If Thurston County held these negotiations in open public meetings, taxpayers could decide whether either side isn’t acting in good faith.
Unfortunately, state and local governments have interpreted Washington’s Open Public Meetings Act to exclude negotiations with public sector unions. So the secrecy shrouding Thurston County’s efforts to open the new jail are repeated in similar situations all across the state.
The public is also shut out of the statewide labor contract talks now occurring between Gov. Jay Inslee and state workers. When those talks continue June 24, they will take place behind closed doors.
Union members, managers and the public would all benefit from observing the proceedings firsthand, without any filter.
Open public meeting laws in many other states require collective bargaining sessions to be held in public. States like Georgia, Minnesota, Florida, Kansas, Mississippi, Montana, Tennessee, Texas and Oregon all require some degree of public access to negotiations.
According to testimony early this year on a state Senate bill that would have required public employee bargaining sessions to be open meetings, Oregon schools have negotiated in public for 15 years. Some states allow government negotiators to strategize in private sessions, but require actual bargaining sessions to be open to the public.

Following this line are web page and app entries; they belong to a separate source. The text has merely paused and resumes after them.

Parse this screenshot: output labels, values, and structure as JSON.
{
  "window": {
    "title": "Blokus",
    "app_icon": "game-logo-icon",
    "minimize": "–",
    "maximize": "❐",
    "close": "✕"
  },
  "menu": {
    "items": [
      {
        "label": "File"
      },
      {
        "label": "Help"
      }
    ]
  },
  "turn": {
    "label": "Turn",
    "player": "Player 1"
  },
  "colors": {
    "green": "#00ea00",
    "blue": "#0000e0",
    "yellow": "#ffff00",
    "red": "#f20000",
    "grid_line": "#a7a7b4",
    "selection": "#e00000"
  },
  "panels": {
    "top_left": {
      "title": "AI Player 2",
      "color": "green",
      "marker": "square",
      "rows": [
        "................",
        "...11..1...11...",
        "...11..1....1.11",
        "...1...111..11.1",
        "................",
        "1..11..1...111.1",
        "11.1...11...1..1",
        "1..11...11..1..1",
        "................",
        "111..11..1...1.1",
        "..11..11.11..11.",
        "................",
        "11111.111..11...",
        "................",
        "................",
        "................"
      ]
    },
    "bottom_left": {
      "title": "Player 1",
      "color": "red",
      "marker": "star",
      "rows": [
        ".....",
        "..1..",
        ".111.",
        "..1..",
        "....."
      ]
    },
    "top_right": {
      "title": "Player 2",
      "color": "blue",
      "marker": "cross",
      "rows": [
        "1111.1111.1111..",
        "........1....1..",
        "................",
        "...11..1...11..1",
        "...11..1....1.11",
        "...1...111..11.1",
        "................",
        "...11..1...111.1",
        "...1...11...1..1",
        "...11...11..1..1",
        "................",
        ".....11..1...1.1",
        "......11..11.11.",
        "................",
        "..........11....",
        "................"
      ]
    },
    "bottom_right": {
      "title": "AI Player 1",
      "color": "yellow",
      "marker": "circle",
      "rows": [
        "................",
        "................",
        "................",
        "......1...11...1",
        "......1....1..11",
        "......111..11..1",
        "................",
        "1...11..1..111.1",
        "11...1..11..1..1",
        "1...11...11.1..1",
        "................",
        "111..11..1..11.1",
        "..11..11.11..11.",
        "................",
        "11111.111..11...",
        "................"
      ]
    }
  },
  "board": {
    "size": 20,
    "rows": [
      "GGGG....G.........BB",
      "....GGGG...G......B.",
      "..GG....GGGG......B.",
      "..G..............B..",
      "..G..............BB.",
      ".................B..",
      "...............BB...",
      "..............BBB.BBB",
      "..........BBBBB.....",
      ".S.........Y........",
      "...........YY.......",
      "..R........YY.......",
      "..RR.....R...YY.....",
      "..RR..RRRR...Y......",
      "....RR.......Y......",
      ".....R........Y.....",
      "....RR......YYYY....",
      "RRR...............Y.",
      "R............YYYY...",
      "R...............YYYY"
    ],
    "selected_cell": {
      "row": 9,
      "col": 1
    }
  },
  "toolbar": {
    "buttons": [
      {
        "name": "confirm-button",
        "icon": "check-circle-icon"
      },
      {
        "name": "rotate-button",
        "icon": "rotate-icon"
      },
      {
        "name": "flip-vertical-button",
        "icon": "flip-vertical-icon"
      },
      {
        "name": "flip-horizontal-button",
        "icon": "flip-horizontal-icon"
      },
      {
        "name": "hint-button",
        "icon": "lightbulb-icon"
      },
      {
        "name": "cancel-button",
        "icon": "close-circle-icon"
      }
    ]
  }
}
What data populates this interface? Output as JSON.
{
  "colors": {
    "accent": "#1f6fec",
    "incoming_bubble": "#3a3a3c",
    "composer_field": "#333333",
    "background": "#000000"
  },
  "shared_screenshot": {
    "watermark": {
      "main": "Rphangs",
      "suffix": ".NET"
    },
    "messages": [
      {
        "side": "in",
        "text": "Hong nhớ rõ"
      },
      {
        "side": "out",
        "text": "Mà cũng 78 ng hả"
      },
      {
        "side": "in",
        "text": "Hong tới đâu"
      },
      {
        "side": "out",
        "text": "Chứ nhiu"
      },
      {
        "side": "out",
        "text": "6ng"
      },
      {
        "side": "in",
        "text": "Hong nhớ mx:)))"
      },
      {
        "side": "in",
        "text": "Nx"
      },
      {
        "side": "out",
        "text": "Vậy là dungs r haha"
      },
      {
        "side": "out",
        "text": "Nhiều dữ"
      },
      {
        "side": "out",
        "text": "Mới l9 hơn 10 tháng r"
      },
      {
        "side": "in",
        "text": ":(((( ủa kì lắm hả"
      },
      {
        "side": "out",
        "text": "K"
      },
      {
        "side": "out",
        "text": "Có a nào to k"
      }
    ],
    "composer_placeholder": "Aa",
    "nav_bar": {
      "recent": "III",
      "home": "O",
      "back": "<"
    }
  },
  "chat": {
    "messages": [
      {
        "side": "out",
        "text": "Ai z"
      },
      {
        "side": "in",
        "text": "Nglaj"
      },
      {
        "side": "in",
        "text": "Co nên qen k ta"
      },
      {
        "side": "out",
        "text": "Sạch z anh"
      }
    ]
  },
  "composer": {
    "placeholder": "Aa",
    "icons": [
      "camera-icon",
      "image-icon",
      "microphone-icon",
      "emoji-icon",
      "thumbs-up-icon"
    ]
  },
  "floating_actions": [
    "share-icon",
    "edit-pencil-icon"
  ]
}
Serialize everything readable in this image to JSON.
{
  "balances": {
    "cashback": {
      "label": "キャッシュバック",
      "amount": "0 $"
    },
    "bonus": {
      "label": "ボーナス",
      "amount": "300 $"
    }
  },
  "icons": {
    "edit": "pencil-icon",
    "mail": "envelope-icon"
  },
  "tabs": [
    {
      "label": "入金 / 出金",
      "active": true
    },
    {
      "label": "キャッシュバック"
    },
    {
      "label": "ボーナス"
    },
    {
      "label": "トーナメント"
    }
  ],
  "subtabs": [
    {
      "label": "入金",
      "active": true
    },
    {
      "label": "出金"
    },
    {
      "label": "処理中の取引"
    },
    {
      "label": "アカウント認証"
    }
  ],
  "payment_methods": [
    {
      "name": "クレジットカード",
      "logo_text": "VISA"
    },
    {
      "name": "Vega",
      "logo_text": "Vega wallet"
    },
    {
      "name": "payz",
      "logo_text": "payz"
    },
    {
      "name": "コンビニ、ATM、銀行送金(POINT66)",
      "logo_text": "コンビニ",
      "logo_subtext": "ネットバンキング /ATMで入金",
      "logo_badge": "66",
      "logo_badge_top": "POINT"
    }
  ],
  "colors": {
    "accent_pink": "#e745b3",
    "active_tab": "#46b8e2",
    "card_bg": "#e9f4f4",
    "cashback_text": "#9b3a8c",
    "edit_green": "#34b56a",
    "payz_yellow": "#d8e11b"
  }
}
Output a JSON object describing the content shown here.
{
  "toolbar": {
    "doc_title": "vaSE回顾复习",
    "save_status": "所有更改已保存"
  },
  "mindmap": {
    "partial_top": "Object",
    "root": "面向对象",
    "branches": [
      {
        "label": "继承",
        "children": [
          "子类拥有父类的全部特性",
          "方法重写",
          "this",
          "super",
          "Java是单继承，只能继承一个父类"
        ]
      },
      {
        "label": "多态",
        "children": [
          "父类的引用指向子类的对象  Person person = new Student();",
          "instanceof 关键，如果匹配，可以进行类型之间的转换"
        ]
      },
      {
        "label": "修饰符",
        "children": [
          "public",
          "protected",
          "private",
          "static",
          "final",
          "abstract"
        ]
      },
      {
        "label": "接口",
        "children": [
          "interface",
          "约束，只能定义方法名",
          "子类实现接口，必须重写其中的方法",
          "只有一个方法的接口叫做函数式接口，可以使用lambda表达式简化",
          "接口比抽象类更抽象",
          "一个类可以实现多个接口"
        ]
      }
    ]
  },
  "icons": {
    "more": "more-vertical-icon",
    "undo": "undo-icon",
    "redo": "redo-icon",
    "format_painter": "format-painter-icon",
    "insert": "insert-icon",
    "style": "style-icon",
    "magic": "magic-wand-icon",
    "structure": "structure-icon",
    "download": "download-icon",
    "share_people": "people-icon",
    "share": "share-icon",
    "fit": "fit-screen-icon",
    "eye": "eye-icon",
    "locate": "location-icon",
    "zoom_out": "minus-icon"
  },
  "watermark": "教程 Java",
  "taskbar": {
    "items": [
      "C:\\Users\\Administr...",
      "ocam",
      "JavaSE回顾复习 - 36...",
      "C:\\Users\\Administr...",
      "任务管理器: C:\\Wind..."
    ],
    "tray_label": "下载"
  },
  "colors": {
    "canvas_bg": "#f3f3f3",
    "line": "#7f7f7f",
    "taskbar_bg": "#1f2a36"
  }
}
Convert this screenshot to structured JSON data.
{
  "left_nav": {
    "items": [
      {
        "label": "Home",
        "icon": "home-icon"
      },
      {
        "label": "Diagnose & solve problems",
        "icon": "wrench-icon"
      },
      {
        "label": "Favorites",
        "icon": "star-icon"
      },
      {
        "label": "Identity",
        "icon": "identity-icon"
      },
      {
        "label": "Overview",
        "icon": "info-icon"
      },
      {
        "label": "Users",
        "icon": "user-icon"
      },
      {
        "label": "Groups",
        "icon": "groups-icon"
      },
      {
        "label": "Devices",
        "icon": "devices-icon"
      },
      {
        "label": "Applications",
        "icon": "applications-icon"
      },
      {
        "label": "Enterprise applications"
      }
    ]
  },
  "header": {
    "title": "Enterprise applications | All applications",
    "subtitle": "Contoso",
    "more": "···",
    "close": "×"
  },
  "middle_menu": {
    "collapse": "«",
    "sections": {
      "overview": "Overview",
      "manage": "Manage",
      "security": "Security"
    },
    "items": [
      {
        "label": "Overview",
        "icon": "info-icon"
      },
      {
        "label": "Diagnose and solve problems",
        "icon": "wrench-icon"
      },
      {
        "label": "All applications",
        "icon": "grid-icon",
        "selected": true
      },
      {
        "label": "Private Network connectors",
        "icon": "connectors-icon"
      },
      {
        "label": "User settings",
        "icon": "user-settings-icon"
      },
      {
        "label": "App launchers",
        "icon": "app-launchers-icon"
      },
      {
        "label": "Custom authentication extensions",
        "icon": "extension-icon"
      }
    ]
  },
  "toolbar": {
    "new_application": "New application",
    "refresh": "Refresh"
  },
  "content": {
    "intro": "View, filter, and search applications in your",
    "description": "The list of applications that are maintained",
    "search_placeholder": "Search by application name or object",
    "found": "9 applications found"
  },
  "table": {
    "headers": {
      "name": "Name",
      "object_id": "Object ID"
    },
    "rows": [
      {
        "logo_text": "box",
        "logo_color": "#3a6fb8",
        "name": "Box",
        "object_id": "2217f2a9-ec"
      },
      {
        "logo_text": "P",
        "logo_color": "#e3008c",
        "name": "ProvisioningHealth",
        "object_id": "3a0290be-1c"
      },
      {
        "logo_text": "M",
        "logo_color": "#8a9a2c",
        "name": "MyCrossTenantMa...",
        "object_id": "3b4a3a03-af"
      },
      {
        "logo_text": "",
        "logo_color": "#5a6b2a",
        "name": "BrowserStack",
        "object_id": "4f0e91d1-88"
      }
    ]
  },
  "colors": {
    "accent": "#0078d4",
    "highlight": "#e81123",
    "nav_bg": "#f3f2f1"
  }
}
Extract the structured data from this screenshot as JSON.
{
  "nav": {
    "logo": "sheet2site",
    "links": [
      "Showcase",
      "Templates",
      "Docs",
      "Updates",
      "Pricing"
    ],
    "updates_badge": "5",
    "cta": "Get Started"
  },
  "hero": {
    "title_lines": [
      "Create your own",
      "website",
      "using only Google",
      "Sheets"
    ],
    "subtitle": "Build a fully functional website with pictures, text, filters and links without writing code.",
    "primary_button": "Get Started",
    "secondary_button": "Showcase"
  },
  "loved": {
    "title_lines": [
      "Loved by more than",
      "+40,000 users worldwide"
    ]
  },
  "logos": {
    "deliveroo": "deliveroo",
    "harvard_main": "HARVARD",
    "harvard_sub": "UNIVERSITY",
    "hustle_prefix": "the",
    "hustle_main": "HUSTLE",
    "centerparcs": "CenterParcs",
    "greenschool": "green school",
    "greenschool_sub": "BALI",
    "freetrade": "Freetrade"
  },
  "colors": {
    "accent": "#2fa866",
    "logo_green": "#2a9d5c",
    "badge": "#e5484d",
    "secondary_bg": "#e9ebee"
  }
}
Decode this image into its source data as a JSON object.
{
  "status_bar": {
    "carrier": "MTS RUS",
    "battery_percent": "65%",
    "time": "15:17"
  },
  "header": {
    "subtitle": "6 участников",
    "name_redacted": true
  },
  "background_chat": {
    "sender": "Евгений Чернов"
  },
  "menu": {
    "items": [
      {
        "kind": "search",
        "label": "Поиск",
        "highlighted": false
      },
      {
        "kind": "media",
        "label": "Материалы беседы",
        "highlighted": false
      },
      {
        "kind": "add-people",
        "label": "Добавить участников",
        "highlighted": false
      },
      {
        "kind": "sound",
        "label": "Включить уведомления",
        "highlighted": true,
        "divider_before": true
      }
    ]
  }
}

Those opposed to opening up the process fear that it would change the dynamic at the bargaining table. Instead of a safe place for frank discussions, individuals might see an opportunity to grandstand or pander for public support if sessions, rather than engage in serious negotiations.
That may be so, but after four years of bleeding tax dollars and unkept promises to open the jail, Thurston County taxpayers deserve to know more about what’s making this take so long.